= TASK =
Quote the entries word for word. Omit the pictures.

(Dataset records)
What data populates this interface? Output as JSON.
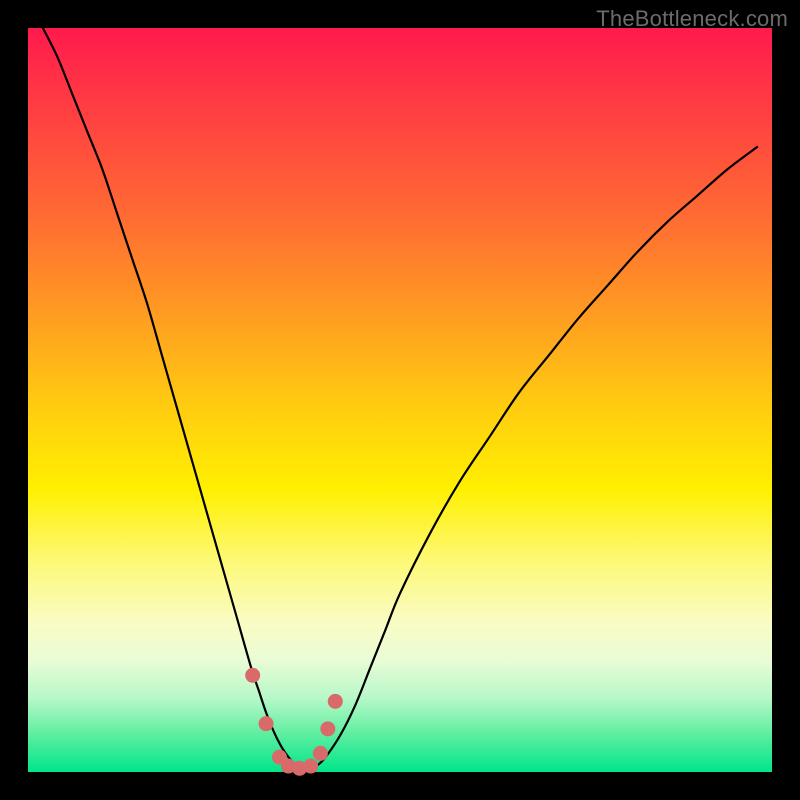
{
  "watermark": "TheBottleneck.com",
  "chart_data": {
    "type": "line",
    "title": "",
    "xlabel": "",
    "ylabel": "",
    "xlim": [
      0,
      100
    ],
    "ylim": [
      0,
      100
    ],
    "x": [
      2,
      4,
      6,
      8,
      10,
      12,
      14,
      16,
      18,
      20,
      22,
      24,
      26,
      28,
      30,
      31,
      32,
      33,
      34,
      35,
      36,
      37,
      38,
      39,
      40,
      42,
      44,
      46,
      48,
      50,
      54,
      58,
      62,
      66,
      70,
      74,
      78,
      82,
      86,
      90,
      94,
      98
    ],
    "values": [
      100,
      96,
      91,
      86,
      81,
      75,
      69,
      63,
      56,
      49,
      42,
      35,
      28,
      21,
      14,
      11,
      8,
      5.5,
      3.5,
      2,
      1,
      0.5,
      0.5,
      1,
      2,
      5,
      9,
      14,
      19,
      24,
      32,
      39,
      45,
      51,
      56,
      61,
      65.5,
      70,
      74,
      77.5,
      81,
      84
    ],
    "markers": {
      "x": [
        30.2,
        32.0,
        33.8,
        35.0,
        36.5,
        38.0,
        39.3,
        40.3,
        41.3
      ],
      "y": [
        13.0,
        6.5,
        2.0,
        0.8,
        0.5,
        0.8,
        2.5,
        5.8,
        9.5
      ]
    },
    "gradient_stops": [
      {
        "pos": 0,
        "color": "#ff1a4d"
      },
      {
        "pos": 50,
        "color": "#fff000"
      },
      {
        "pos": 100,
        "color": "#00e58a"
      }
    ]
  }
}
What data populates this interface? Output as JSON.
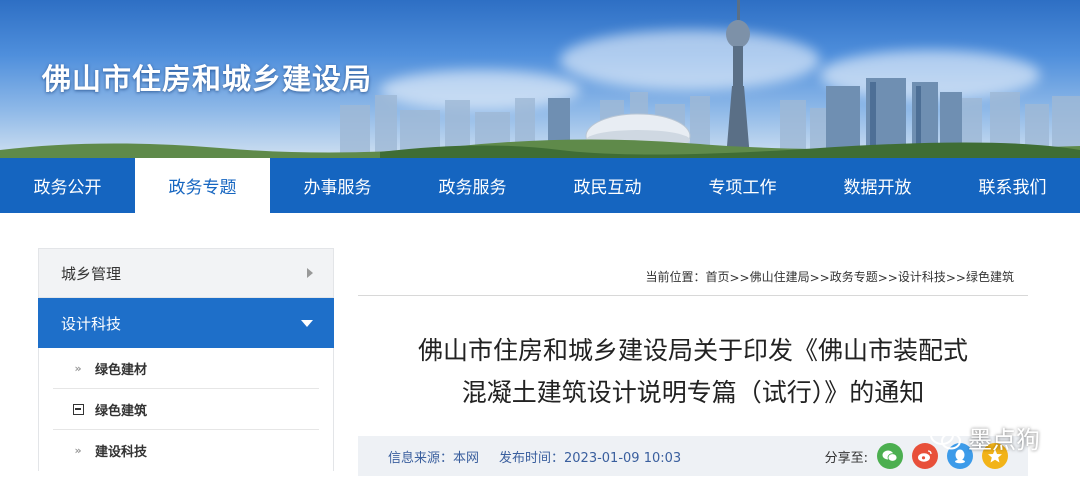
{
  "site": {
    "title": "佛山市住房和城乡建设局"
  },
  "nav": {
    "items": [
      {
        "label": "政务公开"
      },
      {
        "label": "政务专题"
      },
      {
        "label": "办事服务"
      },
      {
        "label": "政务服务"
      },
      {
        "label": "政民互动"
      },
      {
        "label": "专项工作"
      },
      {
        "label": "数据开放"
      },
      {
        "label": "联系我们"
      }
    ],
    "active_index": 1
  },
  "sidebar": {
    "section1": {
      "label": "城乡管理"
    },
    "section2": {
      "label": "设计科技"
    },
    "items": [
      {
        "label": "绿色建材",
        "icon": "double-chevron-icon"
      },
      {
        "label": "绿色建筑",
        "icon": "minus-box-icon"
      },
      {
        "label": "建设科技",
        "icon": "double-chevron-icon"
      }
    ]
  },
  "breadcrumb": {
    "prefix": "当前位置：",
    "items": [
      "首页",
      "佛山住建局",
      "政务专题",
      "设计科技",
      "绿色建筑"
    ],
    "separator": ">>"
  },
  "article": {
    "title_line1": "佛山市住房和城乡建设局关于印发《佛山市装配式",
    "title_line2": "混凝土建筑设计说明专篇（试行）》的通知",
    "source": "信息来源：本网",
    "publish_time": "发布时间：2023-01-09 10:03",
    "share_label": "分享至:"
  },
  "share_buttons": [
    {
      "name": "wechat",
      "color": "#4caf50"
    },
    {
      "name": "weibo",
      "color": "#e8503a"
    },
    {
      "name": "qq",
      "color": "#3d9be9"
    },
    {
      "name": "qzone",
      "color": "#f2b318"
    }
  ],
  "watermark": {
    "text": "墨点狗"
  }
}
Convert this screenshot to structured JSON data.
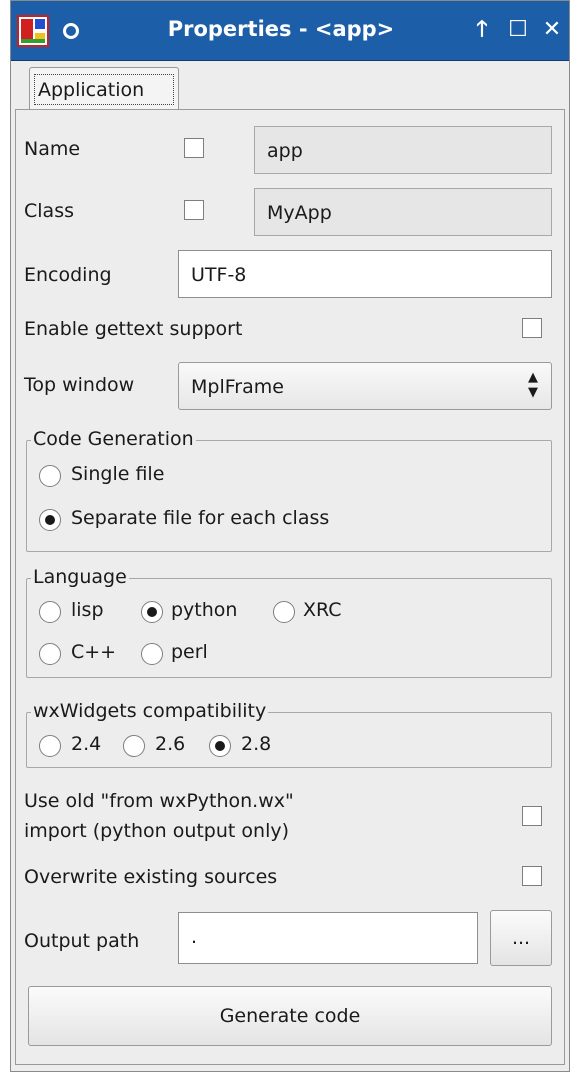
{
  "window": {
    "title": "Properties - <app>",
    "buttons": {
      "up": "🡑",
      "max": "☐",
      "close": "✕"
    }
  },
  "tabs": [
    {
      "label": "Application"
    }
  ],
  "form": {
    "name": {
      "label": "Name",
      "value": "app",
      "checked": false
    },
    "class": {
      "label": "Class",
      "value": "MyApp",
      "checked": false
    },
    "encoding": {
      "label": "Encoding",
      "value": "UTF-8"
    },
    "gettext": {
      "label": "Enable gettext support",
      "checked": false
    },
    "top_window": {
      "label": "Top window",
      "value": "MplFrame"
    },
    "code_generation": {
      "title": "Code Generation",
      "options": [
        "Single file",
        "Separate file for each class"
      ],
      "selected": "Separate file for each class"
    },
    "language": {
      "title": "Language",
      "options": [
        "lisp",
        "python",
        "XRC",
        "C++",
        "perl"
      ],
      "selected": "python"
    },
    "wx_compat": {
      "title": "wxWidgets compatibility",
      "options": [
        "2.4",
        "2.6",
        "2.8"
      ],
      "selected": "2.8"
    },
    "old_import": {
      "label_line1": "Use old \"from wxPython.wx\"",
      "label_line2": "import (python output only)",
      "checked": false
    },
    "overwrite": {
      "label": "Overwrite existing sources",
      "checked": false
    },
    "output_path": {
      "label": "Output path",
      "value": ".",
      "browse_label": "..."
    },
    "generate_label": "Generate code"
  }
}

= EXERCISE RESULT =
What data populates this interface? Output as JSON.
{
  "watermark": "TheBottleneck.com",
  "chart_data": {
    "type": "line",
    "title": "",
    "xlabel": "",
    "ylabel": "",
    "xlim": [
      0,
      100
    ],
    "ylim": [
      0,
      100
    ],
    "x": [
      2,
      4,
      6,
      8,
      10,
      12,
      14,
      16,
      18,
      20,
      22,
      24,
      26,
      28,
      30,
      31,
      32,
      33,
      34,
      35,
      36,
      37,
      38,
      39,
      40,
      42,
      44,
      46,
      48,
      50,
      54,
      58,
      62,
      66,
      70,
      74,
      78,
      82,
      86,
      90,
      94,
      98
    ],
    "values": [
      100,
      96,
      91,
      86,
      81,
      75,
      69,
      63,
      56,
      49,
      42,
      35,
      28,
      21,
      14,
      11,
      8,
      5.5,
      3.5,
      2,
      1,
      0.5,
      0.5,
      1,
      2,
      5,
      9,
      14,
      19,
      24,
      32,
      39,
      45,
      51,
      56,
      61,
      65.5,
      70,
      74,
      77.5,
      81,
      84
    ],
    "markers": {
      "x": [
        30.2,
        32.0,
        33.8,
        35.0,
        36.5,
        38.0,
        39.3,
        40.3,
        41.3
      ],
      "y": [
        13.0,
        6.5,
        2.0,
        0.8,
        0.5,
        0.8,
        2.5,
        5.8,
        9.5
      ]
    },
    "gradient_stops": [
      {
        "pos": 0,
        "color": "#ff1a4d"
      },
      {
        "pos": 50,
        "color": "#fff000"
      },
      {
        "pos": 100,
        "color": "#00e58a"
      }
    ]
  }
}
What data populates this interface? Output as JSON.
{
  "site": {
    "title": "佛山市住房和城乡建设局"
  },
  "nav": {
    "items": [
      {
        "label": "政务公开"
      },
      {
        "label": "政务专题"
      },
      {
        "label": "办事服务"
      },
      {
        "label": "政务服务"
      },
      {
        "label": "政民互动"
      },
      {
        "label": "专项工作"
      },
      {
        "label": "数据开放"
      },
      {
        "label": "联系我们"
      }
    ],
    "active_index": 1
  },
  "sidebar": {
    "section1": {
      "label": "城乡管理"
    },
    "section2": {
      "label": "设计科技"
    },
    "items": [
      {
        "label": "绿色建材",
        "icon": "double-chevron-icon"
      },
      {
        "label": "绿色建筑",
        "icon": "minus-box-icon"
      },
      {
        "label": "建设科技",
        "icon": "double-chevron-icon"
      }
    ]
  },
  "breadcrumb": {
    "prefix": "当前位置：",
    "items": [
      "首页",
      "佛山住建局",
      "政务专题",
      "设计科技",
      "绿色建筑"
    ],
    "separator": ">>"
  },
  "article": {
    "title_line1": "佛山市住房和城乡建设局关于印发《佛山市装配式",
    "title_line2": "混凝土建筑设计说明专篇（试行）》的通知",
    "source": "信息来源：本网",
    "publish_time": "发布时间：2023-01-09 10:03",
    "share_label": "分享至:"
  },
  "share_buttons": [
    {
      "name": "wechat",
      "color": "#4caf50"
    },
    {
      "name": "weibo",
      "color": "#e8503a"
    },
    {
      "name": "qq",
      "color": "#3d9be9"
    },
    {
      "name": "qzone",
      "color": "#f2b318"
    }
  ],
  "watermark": {
    "text": "墨点狗"
  }
}
Convert this screenshot to structured JSON data.
{
  "window": {
    "title": "Properties - <app>",
    "buttons": {
      "up": "🡑",
      "max": "☐",
      "close": "✕"
    }
  },
  "tabs": [
    {
      "label": "Application"
    }
  ],
  "form": {
    "name": {
      "label": "Name",
      "value": "app",
      "checked": false
    },
    "class": {
      "label": "Class",
      "value": "MyApp",
      "checked": false
    },
    "encoding": {
      "label": "Encoding",
      "value": "UTF-8"
    },
    "gettext": {
      "label": "Enable gettext support",
      "checked": false
    },
    "top_window": {
      "label": "Top window",
      "value": "MplFrame"
    },
    "code_generation": {
      "title": "Code Generation",
      "options": [
        "Single file",
        "Separate file for each class"
      ],
      "selected": "Separate file for each class"
    },
    "language": {
      "title": "Language",
      "options": [
        "lisp",
        "python",
        "XRC",
        "C++",
        "perl"
      ],
      "selected": "python"
    },
    "wx_compat": {
      "title": "wxWidgets compatibility",
      "options": [
        "2.4",
        "2.6",
        "2.8"
      ],
      "selected": "2.8"
    },
    "old_import": {
      "label_line1": "Use old \"from wxPython.wx\"",
      "label_line2": "import (python output only)",
      "checked": false
    },
    "overwrite": {
      "label": "Overwrite existing sources",
      "checked": false
    },
    "output_path": {
      "label": "Output path",
      "value": ".",
      "browse_label": "..."
    },
    "generate_label": "Generate code"
  }
}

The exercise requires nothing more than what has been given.